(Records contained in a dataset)
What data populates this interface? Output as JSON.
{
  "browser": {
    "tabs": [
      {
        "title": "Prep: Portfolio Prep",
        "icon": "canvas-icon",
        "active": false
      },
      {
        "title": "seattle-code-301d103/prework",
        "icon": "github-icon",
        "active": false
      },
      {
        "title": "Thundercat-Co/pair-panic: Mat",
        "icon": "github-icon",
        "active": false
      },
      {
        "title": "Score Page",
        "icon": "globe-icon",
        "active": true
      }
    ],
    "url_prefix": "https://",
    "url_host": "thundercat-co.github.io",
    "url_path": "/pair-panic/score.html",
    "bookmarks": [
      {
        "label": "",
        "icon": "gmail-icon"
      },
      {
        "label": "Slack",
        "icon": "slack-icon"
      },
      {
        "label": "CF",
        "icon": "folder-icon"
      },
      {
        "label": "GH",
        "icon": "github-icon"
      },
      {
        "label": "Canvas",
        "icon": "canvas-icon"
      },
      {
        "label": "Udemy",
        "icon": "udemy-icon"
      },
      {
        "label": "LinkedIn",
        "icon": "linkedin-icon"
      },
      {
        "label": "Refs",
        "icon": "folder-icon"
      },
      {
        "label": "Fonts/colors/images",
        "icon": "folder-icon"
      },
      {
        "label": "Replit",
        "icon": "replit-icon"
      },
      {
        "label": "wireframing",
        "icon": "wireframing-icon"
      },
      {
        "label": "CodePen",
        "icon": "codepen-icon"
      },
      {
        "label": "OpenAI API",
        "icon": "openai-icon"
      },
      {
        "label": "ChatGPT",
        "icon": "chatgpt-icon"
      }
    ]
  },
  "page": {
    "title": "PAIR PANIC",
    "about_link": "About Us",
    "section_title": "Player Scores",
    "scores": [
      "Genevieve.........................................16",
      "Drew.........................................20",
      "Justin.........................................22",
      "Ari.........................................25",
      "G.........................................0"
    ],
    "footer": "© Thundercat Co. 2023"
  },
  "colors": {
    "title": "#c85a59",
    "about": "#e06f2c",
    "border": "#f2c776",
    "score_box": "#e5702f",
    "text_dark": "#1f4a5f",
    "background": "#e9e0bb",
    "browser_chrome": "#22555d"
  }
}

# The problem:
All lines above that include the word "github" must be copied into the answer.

# Result of the task:
        "icon": "github-icon",
        "icon": "github-icon",
    "url_host": "thundercat-co.github.io",
        "icon": "github-icon"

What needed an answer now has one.